Required work
Keyword search on "Auto": report each line of the records that contains it.

(Data about app and page elements)
::::::

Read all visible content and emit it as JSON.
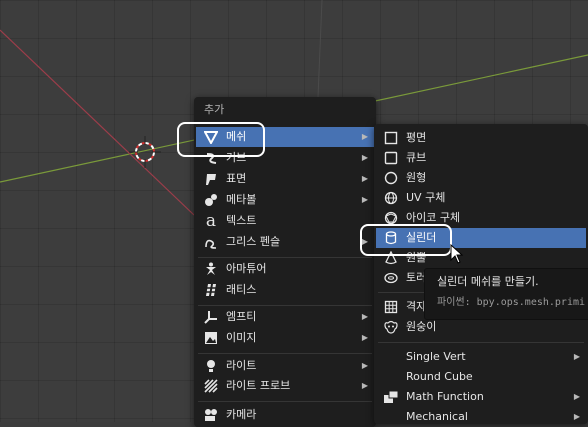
{
  "add_menu": {
    "title": "추가",
    "items": [
      {
        "label": "메쉬",
        "icon": "mesh-cone-icon",
        "submenu": true,
        "active": true
      },
      {
        "label": "커브",
        "icon": "curve-icon",
        "submenu": true
      },
      {
        "label": "표면",
        "icon": "surface-icon",
        "submenu": true
      },
      {
        "label": "메타볼",
        "icon": "metaball-icon",
        "submenu": true
      },
      {
        "label": "텍스트",
        "icon": "text-icon",
        "submenu": false
      },
      {
        "label": "그리스 펜슬",
        "icon": "grease-pencil-icon",
        "submenu": true
      },
      {
        "label": "아마튜어",
        "icon": "armature-icon",
        "submenu": false
      },
      {
        "label": "래티스",
        "icon": "lattice-icon",
        "submenu": false
      },
      {
        "label": "엠프티",
        "icon": "empty-icon",
        "submenu": true
      },
      {
        "label": "이미지",
        "icon": "image-icon",
        "submenu": true
      },
      {
        "label": "라이트",
        "icon": "light-icon",
        "submenu": true
      },
      {
        "label": "라이트 프로브",
        "icon": "light-probe-icon",
        "submenu": true
      },
      {
        "label": "카메라",
        "icon": "camera-icon",
        "submenu": false
      }
    ]
  },
  "mesh_menu": {
    "items": [
      {
        "label": "평면",
        "icon": "plane-icon"
      },
      {
        "label": "큐브",
        "icon": "cube-icon"
      },
      {
        "label": "원형",
        "icon": "circle-icon"
      },
      {
        "label": "UV 구체",
        "icon": "uv-sphere-icon"
      },
      {
        "label": "아이코 구체",
        "icon": "ico-sphere-icon"
      },
      {
        "label": "실린더",
        "icon": "cylinder-icon",
        "active": true
      },
      {
        "label": "원뿔",
        "icon": "cone-icon"
      },
      {
        "label": "토러스",
        "icon": "torus-icon"
      },
      {
        "label": "격자",
        "icon": "grid-icon"
      },
      {
        "label": "원숭이",
        "icon": "monkey-icon"
      },
      {
        "label": "Single Vert",
        "icon": "",
        "submenu": true
      },
      {
        "label": "Round Cube",
        "icon": ""
      },
      {
        "label": "Math Function",
        "icon": "math-function-icon",
        "submenu": true
      },
      {
        "label": "Mechanical",
        "icon": "",
        "submenu": true
      }
    ]
  },
  "tooltip": {
    "description": "실린더 메쉬를 만들기.",
    "python": "파이썬: bpy.ops.mesh.primi"
  },
  "colors": {
    "menu_bg": "#1e1e1e",
    "highlight": "#4772b3",
    "viewport_bg": "#3d3d3d",
    "x_axis": "#9c3d4a",
    "y_axis": "#7a9a3a"
  }
}
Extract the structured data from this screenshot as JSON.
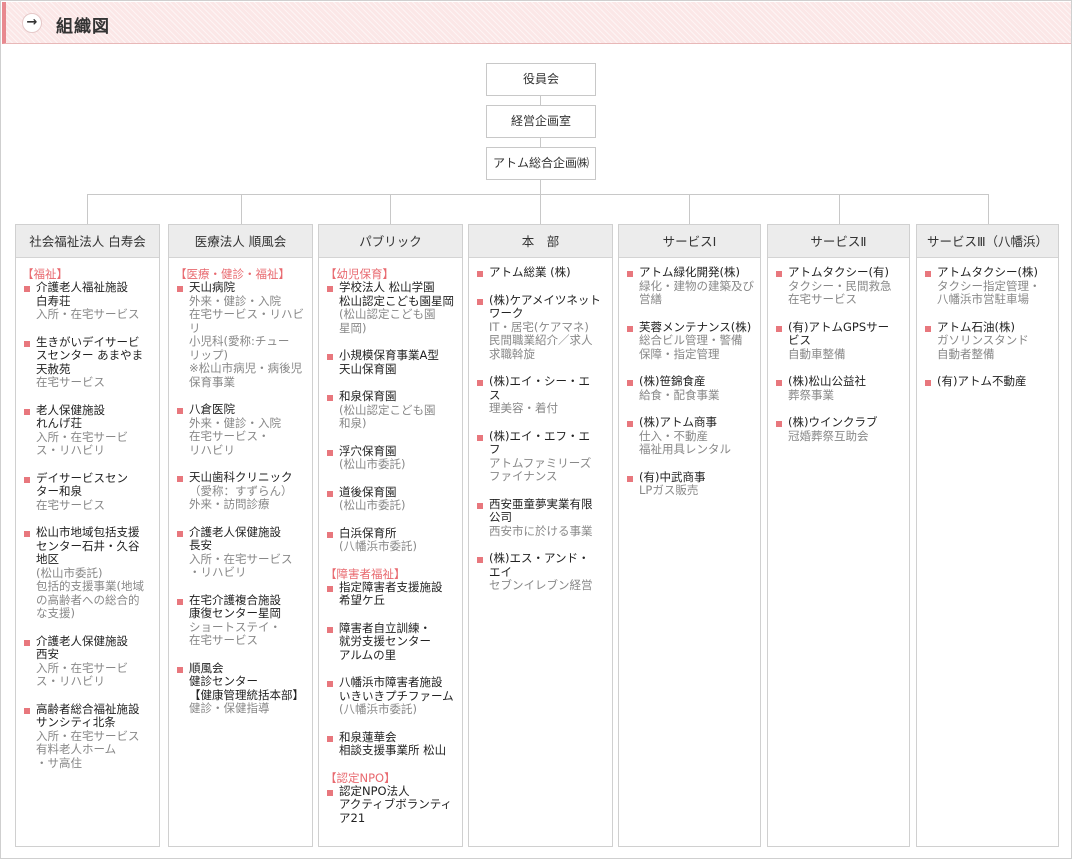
{
  "header": {
    "arrow": "→",
    "title": "組織図"
  },
  "top": [
    "役員会",
    "経営企画室",
    "アトム総合企画㈱"
  ],
  "columns": [
    {
      "title": "社会福祉法人 白寿会",
      "sections": [
        {
          "category": "【福祉】",
          "items": [
            {
              "name": "介護老人福祉施設\n白寿荘",
              "desc": "入所・在宅サービス"
            },
            {
              "name": "生きがいデイサービ\nスセンター あまやま\n天赦苑",
              "desc": "在宅サービス"
            },
            {
              "name": "老人保健施設\nれんげ荘",
              "desc": "入所・在宅サービ\nス・リハビリ"
            },
            {
              "name": "デイサービスセン\nター和泉",
              "desc": "在宅サービス"
            },
            {
              "name": "松山市地域包括支援\nセンター石井・久谷\n地区",
              "desc": "(松山市委託)\n包括的支援事業(地域\nの高齢者への総合的\nな支援)"
            },
            {
              "name": "介護老人保健施設\n西安",
              "desc": "入所・在宅サービ\nス・リハビリ"
            },
            {
              "name": "高齢者総合福祉施設\nサンシティ北条",
              "desc": "入所・在宅サービス\n有料老人ホーム\n・サ高住"
            }
          ]
        }
      ]
    },
    {
      "title": "医療法人 順風会",
      "sections": [
        {
          "category": "【医療・健診・福祉】",
          "items": [
            {
              "name": "天山病院",
              "desc": "外来・健診・入院\n在宅サービス・リハビリ\n小児科(愛称:チュー\nリップ)\n※松山市病児・病後児\n保育事業"
            },
            {
              "name": "八倉医院",
              "desc": "外来・健診・入院\n在宅サービス・\nリハビリ\n "
            },
            {
              "name": "天山歯科クリニック",
              "desc": "（愛称：すずらん）\n外来・訪問診療"
            },
            {
              "name": "介護老人保健施設\n長安",
              "desc": "入所・在宅サービス\n・リハビリ"
            },
            {
              "name": "在宅介護複合施設\n康復センター星岡",
              "desc": "ショートステイ・\n在宅サービス"
            },
            {
              "name": "順風会\n健診センター\n【健康管理統括本部】",
              "desc": "健診・保健指導"
            }
          ]
        }
      ]
    },
    {
      "title": "パブリック",
      "sections": [
        {
          "category": "【幼児保育】",
          "items": [
            {
              "name": "学校法人 松山学園\n松山認定こども園星岡",
              "desc": "(松山認定こども園\n星岡)"
            },
            {
              "name": "小規模保育事業A型\n天山保育園",
              "desc": ""
            },
            {
              "name": "和泉保育園",
              "desc": "(松山認定こども園\n和泉)"
            },
            {
              "name": "浮穴保育園",
              "desc": "(松山市委託)"
            },
            {
              "name": "道後保育園",
              "desc": "(松山市委託)"
            },
            {
              "name": "白浜保育所",
              "desc": "(八幡浜市委託)"
            }
          ]
        },
        {
          "category": "【障害者福祉】",
          "items": [
            {
              "name": "指定障害者支援施設\n希望ケ丘",
              "desc": ""
            },
            {
              "name": "障害者自立訓練・\n就労支援センター\nアルムの里",
              "desc": ""
            },
            {
              "name": "八幡浜市障害者施設\nいきいきプチファーム",
              "desc": "(八幡浜市委託)"
            },
            {
              "name": "和泉蓮華会\n相談支援事業所 松山",
              "desc": ""
            }
          ]
        },
        {
          "category": "【認定NPO】",
          "items": [
            {
              "name": "認定NPO法人\nアクティブボランティ\nア21",
              "desc": ""
            }
          ]
        }
      ]
    },
    {
      "title": "本　部",
      "sections": [
        {
          "category": "",
          "items": [
            {
              "name": "アトム総業 (株)",
              "desc": ""
            },
            {
              "name": "(株)ケアメイツネット\nワーク",
              "desc": "IT・居宅(ケアマネ)\n民間職業紹介／求人\n求職斡旋"
            },
            {
              "name": "(株)エイ・シー・エ\nス",
              "desc": "理美容・着付"
            },
            {
              "name": "(株)エイ・エフ・エ\nフ",
              "desc": "アトムファミリーズ\nファイナンス"
            },
            {
              "name": "西安亜童夢実業有限\n公司",
              "desc": "西安市に於ける事業"
            },
            {
              "name": "(株)エス・アンド・\nエイ",
              "desc": "セブンイレブン経営"
            }
          ]
        }
      ]
    },
    {
      "title": "サービスⅠ",
      "sections": [
        {
          "category": "",
          "items": [
            {
              "name": "アトム緑化開発(株)",
              "desc": "緑化・建物の建築及び\n営繕"
            },
            {
              "name": " 芙蓉メンテナンス(株)",
              "desc": "総合ビル管理・警備\n保障・指定管理"
            },
            {
              "name": "(株)笹錦食産",
              "desc": "給食・配食事業"
            },
            {
              "name": "(株)アトム商事",
              "desc": "仕入・不動産\n福祉用具レンタル"
            },
            {
              "name": "(有)中武商事",
              "desc": "LPガス販売"
            }
          ]
        }
      ]
    },
    {
      "title": "サービスⅡ",
      "sections": [
        {
          "category": "",
          "items": [
            {
              "name": "アトムタクシー(有)",
              "desc": "タクシー・民間救急\n在宅サービス"
            },
            {
              "name": "(有)アトムGPSサー\nビス",
              "desc": "自動車整備"
            },
            {
              "name": "(株)松山公益社",
              "desc": "葬祭事業"
            },
            {
              "name": "(株)ウインクラブ",
              "desc": "冠婚葬祭互助会"
            }
          ]
        }
      ]
    },
    {
      "title": "サービスⅢ（八幡浜）",
      "sections": [
        {
          "category": "",
          "items": [
            {
              "name": "アトムタクシー(株)",
              "desc": "タクシー指定管理・\n八幡浜市営駐車場"
            },
            {
              "name": "アトム石油(株)",
              "desc": "ガソリンスタンド\n自動者整備\n "
            },
            {
              "name": "(有)アトム不動産",
              "desc": ""
            }
          ]
        }
      ]
    }
  ]
}
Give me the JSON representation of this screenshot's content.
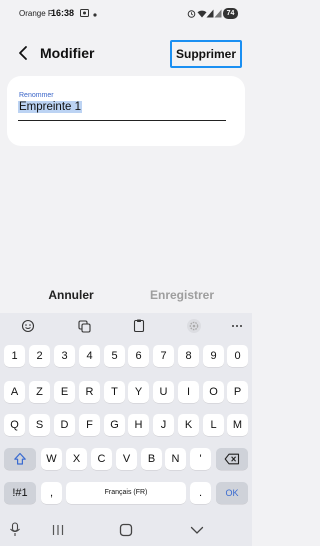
{
  "status_bar": {
    "carrier": "Orange F",
    "time": "16:38",
    "battery": "74",
    "icons": [
      "screenshot-icon",
      "dot-icon",
      "alarm-icon",
      "wifi-icon",
      "signal-icon",
      "signal-icon-2",
      "battery-icon"
    ]
  },
  "header": {
    "title": "Modifier",
    "delete_label": "Supprimer"
  },
  "rename": {
    "label": "Renommer",
    "value": "Empreinte 1"
  },
  "actions": {
    "cancel_label": "Annuler",
    "save_label": "Enregistrer"
  },
  "keyboard": {
    "toolbar_icons": [
      "emoji-icon",
      "sticker-icon",
      "clipboard-icon",
      "settings-icon",
      "more-icon"
    ],
    "rows": [
      [
        "1",
        "2",
        "3",
        "4",
        "5",
        "6",
        "7",
        "8",
        "9",
        "0"
      ],
      [
        "A",
        "Z",
        "E",
        "R",
        "T",
        "Y",
        "U",
        "I",
        "O",
        "P"
      ],
      [
        "Q",
        "S",
        "D",
        "F",
        "G",
        "H",
        "J",
        "K",
        "L",
        "M"
      ],
      [
        "W",
        "X",
        "C",
        "V",
        "B",
        "N",
        "'"
      ]
    ],
    "symbols_label": "!#1",
    "comma_label": ",",
    "language_label": "Français (FR)",
    "period_label": ".",
    "ok_label": "OK",
    "accent_color": "#3a6bd1"
  },
  "nav_bar": {
    "icons": [
      "keyboard-hide-icon",
      "recents-icon",
      "home-icon",
      "back-chevron-icon"
    ]
  }
}
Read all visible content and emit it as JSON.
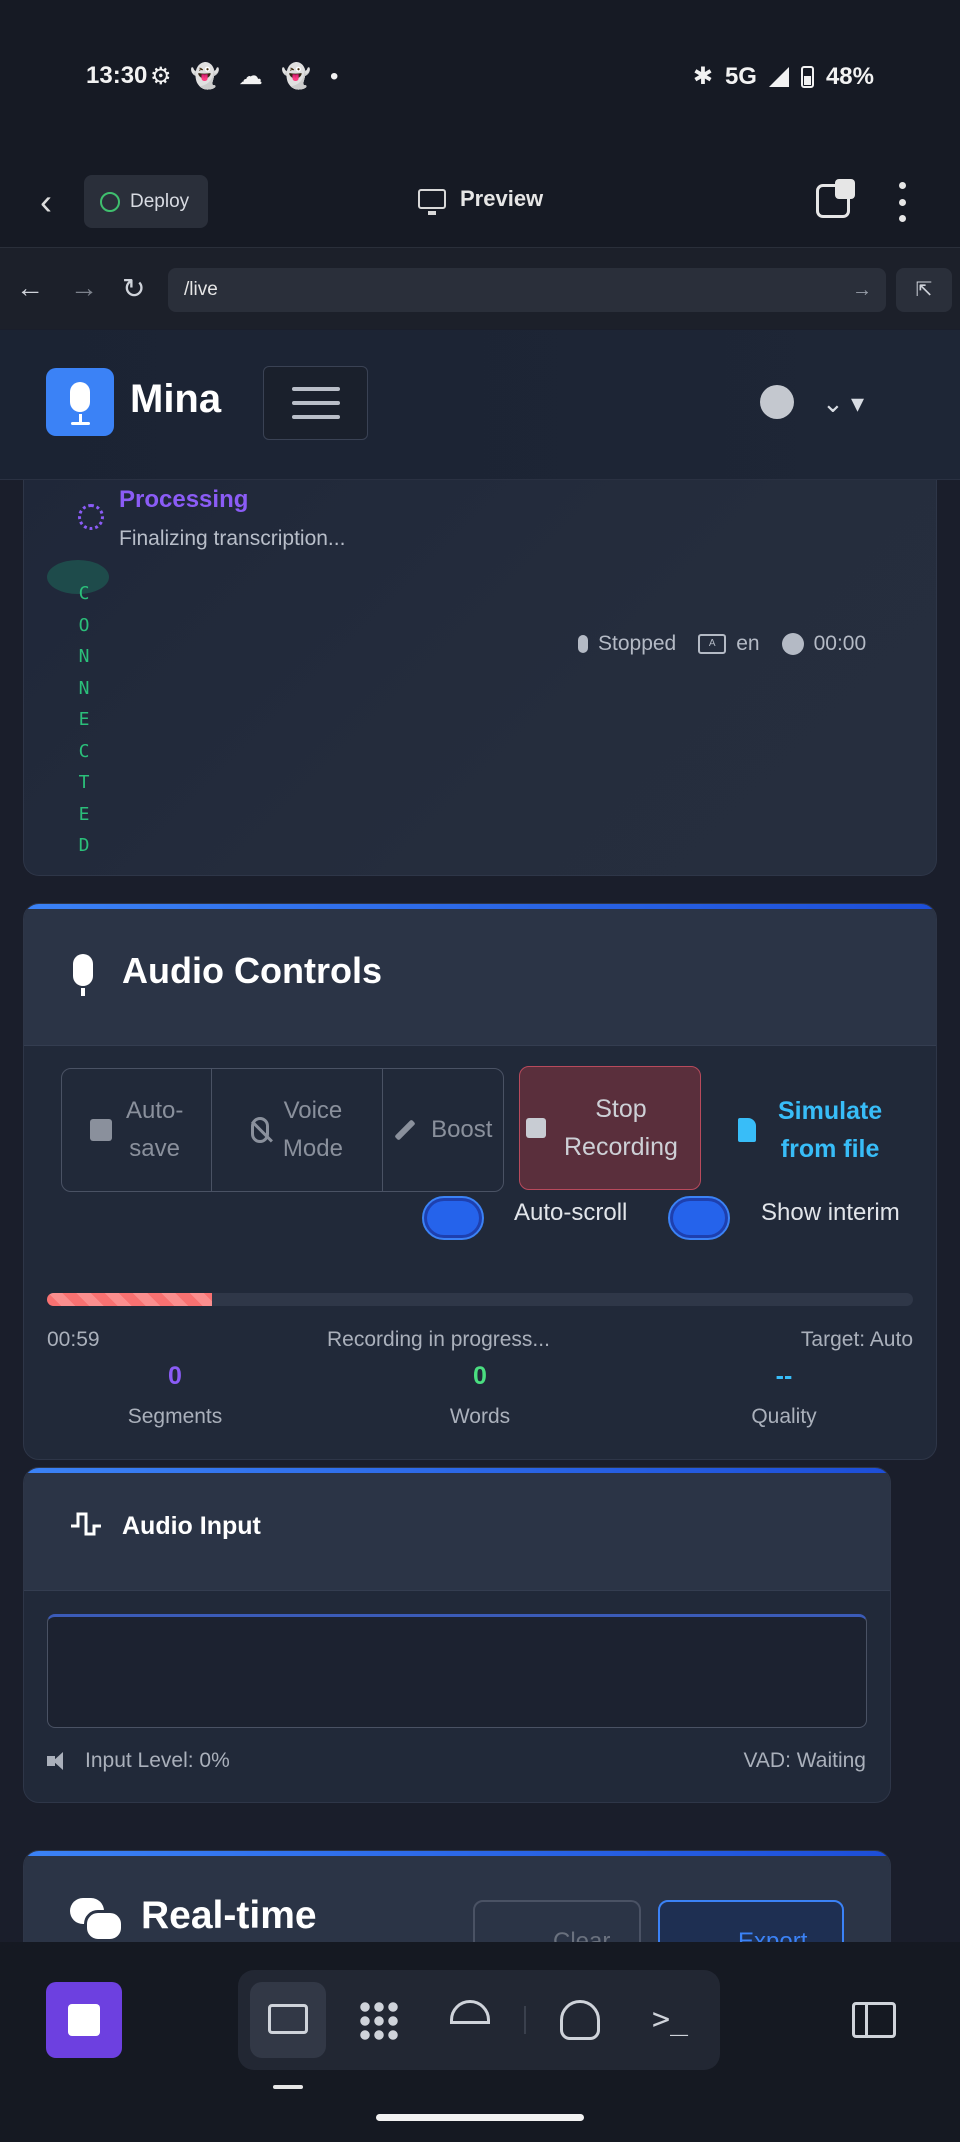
{
  "status_bar": {
    "time": "13:30",
    "notification_icons": "⚙ 👻 ☁ 👻 •",
    "network": "5G",
    "battery": "48%"
  },
  "preview_toolbar": {
    "deploy_label": "Deploy",
    "preview_label": "Preview"
  },
  "browser": {
    "url": "/live"
  },
  "app": {
    "brand": "Mina"
  },
  "status_card": {
    "state_title": "Processing",
    "state_detail": "Finalizing transcription...",
    "connection": "CONNECTED",
    "mic_state": "Stopped",
    "language": "en",
    "timer": "00:00"
  },
  "audio_controls": {
    "title": "Audio Controls",
    "autosave_label": "Auto-\nsave",
    "voice_mode_label": "Voice\nMode",
    "boost_label": "Boost",
    "stop_label": "Stop\nRecording",
    "simulate_label": "Simulate\nfrom file",
    "autoscroll_label": "Auto-scroll",
    "show_interim_label": "Show interim",
    "progress_fraction": 0.19,
    "elapsed": "00:59",
    "progress_status": "Recording in progress...",
    "target": "Target: Auto",
    "stats": [
      {
        "value": "0",
        "label": "Segments",
        "color": "#8b5cf6"
      },
      {
        "value": "0",
        "label": "Words",
        "color": "#4ade80"
      },
      {
        "value": "--",
        "label": "Quality",
        "color": "#38bdf8"
      }
    ]
  },
  "audio_input": {
    "title": "Audio Input",
    "input_level": "Input Level: 0%",
    "vad": "VAD: Waiting"
  },
  "realtime": {
    "title": "Real-time",
    "clear_label": "Clear",
    "export_label": "Export"
  }
}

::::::

Task answer
    "autosave_label": "Auto-\nsave",
    "autoscroll_label": "Auto-scroll",
    "target": "Target: Auto",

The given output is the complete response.